What the task requires
Each entry is to be restated word for word, with nothing omitted.

Page and application data records:
******

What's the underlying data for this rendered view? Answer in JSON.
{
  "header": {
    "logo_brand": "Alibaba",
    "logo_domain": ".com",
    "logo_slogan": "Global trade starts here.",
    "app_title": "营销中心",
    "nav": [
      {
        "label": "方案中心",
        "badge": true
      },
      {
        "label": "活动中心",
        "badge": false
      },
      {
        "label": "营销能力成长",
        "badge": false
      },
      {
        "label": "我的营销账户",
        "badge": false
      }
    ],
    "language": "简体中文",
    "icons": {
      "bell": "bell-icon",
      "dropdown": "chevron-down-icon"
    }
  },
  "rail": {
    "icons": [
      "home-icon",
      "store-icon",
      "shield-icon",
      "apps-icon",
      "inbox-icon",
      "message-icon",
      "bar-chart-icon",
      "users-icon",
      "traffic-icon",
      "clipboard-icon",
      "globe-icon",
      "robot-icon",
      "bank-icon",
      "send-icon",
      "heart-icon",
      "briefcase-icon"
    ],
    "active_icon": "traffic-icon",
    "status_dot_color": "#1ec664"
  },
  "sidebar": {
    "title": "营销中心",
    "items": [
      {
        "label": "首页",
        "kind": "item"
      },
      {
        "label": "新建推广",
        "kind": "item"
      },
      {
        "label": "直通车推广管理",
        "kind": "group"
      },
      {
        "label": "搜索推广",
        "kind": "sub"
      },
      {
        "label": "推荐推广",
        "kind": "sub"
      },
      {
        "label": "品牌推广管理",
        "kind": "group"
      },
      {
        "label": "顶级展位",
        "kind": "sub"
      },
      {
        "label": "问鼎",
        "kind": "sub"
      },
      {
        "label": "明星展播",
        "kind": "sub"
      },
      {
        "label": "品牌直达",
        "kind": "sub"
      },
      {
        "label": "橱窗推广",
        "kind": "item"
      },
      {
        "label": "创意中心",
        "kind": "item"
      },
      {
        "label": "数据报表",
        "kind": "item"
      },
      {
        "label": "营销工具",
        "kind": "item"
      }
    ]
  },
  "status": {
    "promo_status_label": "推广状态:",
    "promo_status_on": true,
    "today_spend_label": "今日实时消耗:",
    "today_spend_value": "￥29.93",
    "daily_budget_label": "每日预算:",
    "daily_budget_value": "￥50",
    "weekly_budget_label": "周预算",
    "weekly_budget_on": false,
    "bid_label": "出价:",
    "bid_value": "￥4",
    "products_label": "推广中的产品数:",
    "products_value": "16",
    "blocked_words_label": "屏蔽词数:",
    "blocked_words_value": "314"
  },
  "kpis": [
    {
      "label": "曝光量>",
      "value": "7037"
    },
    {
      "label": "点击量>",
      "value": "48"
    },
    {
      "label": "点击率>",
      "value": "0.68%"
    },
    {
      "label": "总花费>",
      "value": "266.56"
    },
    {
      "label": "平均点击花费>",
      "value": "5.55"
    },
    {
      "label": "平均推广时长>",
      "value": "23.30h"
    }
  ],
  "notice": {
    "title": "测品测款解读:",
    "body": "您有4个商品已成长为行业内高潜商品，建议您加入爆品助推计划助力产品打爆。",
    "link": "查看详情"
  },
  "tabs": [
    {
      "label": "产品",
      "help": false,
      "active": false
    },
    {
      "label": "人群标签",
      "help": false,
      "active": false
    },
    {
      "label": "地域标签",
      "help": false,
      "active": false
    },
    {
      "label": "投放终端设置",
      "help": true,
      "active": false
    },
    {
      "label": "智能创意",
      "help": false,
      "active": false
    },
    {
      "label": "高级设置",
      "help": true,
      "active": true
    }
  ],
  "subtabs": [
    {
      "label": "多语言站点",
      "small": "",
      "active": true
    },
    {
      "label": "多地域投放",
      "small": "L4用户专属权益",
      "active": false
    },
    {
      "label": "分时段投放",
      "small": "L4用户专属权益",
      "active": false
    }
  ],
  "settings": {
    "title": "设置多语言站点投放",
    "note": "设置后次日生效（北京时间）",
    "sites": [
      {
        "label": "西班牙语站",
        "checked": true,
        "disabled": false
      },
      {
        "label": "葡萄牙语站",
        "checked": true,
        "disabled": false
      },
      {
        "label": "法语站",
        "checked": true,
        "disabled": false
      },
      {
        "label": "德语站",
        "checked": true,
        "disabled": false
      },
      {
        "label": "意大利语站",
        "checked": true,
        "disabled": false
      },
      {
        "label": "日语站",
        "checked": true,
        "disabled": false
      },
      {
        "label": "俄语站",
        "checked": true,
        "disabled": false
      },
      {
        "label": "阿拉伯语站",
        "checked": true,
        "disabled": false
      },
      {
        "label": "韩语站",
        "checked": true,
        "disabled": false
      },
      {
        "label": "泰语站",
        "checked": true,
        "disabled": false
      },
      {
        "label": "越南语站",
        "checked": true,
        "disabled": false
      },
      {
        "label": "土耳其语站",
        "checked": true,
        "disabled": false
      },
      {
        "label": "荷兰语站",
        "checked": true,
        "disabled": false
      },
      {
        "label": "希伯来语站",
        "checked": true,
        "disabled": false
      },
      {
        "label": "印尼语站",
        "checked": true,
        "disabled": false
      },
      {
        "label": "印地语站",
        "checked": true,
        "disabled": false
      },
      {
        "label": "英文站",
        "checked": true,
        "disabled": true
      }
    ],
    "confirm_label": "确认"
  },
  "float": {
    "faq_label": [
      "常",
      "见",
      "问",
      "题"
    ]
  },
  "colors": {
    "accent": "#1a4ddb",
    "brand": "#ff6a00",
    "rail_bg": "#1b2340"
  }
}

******

Completed task
What's the underlying data for this rendered view? Answer in JSON.
{
  "header": {
    "logo_brand": "Alibaba",
    "logo_domain": ".com",
    "logo_slogan": "Global trade starts here.",
    "app_title": "营销中心",
    "nav": [
      {
        "label": "方案中心",
        "badge": true
      },
      {
        "label": "活动中心",
        "badge": false
      },
      {
        "label": "营销能力成长",
        "badge": false
      },
      {
        "label": "我的营销账户",
        "badge": false
      }
    ],
    "language": "简体中文",
    "icons": {
      "bell": "bell-icon",
      "dropdown": "chevron-down-icon"
    }
  },
  "rail": {
    "icons": [
      "home-icon",
      "store-icon",
      "shield-icon",
      "apps-icon",
      "inbox-icon",
      "message-icon",
      "bar-chart-icon",
      "users-icon",
      "traffic-icon",
      "clipboard-icon",
      "globe-icon",
      "robot-icon",
      "bank-icon",
      "send-icon",
      "heart-icon",
      "briefcase-icon"
    ],
    "active_icon": "traffic-icon",
    "status_dot_color": "#1ec664"
  },
  "sidebar": {
    "title": "营销中心",
    "items": [
      {
        "label": "首页",
        "kind": "item"
      },
      {
        "label": "新建推广",
        "kind": "item"
      },
      {
        "label": "直通车推广管理",
        "kind": "group"
      },
      {
        "label": "搜索推广",
        "kind": "sub"
      },
      {
        "label": "推荐推广",
        "kind": "sub"
      },
      {
        "label": "品牌推广管理",
        "kind": "group"
      },
      {
        "label": "顶级展位",
        "kind": "sub"
      },
      {
        "label": "问鼎",
        "kind": "sub"
      },
      {
        "label": "明星展播",
        "kind": "sub"
      },
      {
        "label": "品牌直达",
        "kind": "sub"
      },
      {
        "label": "橱窗推广",
        "kind": "item"
      },
      {
        "label": "创意中心",
        "kind": "item"
      },
      {
        "label": "数据报表",
        "kind": "item"
      },
      {
        "label": "营销工具",
        "kind": "item"
      }
    ]
  },
  "status": {
    "promo_status_label": "推广状态:",
    "promo_status_on": true,
    "today_spend_label": "今日实时消耗:",
    "today_spend_value": "￥29.93",
    "daily_budget_label": "每日预算:",
    "daily_budget_value": "￥50",
    "weekly_budget_label": "周预算",
    "weekly_budget_on": false,
    "bid_label": "出价:",
    "bid_value": "￥4",
    "products_label": "推广中的产品数:",
    "products_value": "16",
    "blocked_words_label": "屏蔽词数:",
    "blocked_words_value": "314"
  },
  "kpis": [
    {
      "label": "曝光量>",
      "value": "7037"
    },
    {
      "label": "点击量>",
      "value": "48"
    },
    {
      "label": "点击率>",
      "value": "0.68%"
    },
    {
      "label": "总花费>",
      "value": "266.56"
    },
    {
      "label": "平均点击花费>",
      "value": "5.55"
    },
    {
      "label": "平均推广时长>",
      "value": "23.30h"
    }
  ],
  "notice": {
    "title": "测品测款解读:",
    "body": "您有4个商品已成长为行业内高潜商品，建议您加入爆品助推计划助力产品打爆。",
    "link": "查看详情"
  },
  "tabs": [
    {
      "label": "产品",
      "help": false,
      "active": false
    },
    {
      "label": "人群标签",
      "help": false,
      "active": false
    },
    {
      "label": "地域标签",
      "help": false,
      "active": false
    },
    {
      "label": "投放终端设置",
      "help": true,
      "active": false
    },
    {
      "label": "智能创意",
      "help": false,
      "active": false
    },
    {
      "label": "高级设置",
      "help": true,
      "active": true
    }
  ],
  "subtabs": [
    {
      "label": "多语言站点",
      "small": "",
      "active": true
    },
    {
      "label": "多地域投放",
      "small": "L4用户专属权益",
      "active": false
    },
    {
      "label": "分时段投放",
      "small": "L4用户专属权益",
      "active": false
    }
  ],
  "settings": {
    "title": "设置多语言站点投放",
    "note": "设置后次日生效（北京时间）",
    "sites": [
      {
        "label": "西班牙语站",
        "checked": true,
        "disabled": false
      },
      {
        "label": "葡萄牙语站",
        "checked": true,
        "disabled": false
      },
      {
        "label": "法语站",
        "checked": true,
        "disabled": false
      },
      {
        "label": "德语站",
        "checked": true,
        "disabled": false
      },
      {
        "label": "意大利语站",
        "checked": true,
        "disabled": false
      },
      {
        "label": "日语站",
        "checked": true,
        "disabled": false
      },
      {
        "label": "俄语站",
        "checked": true,
        "disabled": false
      },
      {
        "label": "阿拉伯语站",
        "checked": true,
        "disabled": false
      },
      {
        "label": "韩语站",
        "checked": true,
        "disabled": false
      },
      {
        "label": "泰语站",
        "checked": true,
        "disabled": false
      },
      {
        "label": "越南语站",
        "checked": true,
        "disabled": false
      },
      {
        "label": "土耳其语站",
        "checked": true,
        "disabled": false
      },
      {
        "label": "荷兰语站",
        "checked": true,
        "disabled": false
      },
      {
        "label": "希伯来语站",
        "checked": true,
        "disabled": false
      },
      {
        "label": "印尼语站",
        "checked": true,
        "disabled": false
      },
      {
        "label": "印地语站",
        "checked": true,
        "disabled": false
      },
      {
        "label": "英文站",
        "checked": true,
        "disabled": true
      }
    ],
    "confirm_label": "确认"
  },
  "float": {
    "faq_label": [
      "常",
      "见",
      "问",
      "题"
    ]
  },
  "colors": {
    "accent": "#1a4ddb",
    "brand": "#ff6a00",
    "rail_bg": "#1b2340"
  }
}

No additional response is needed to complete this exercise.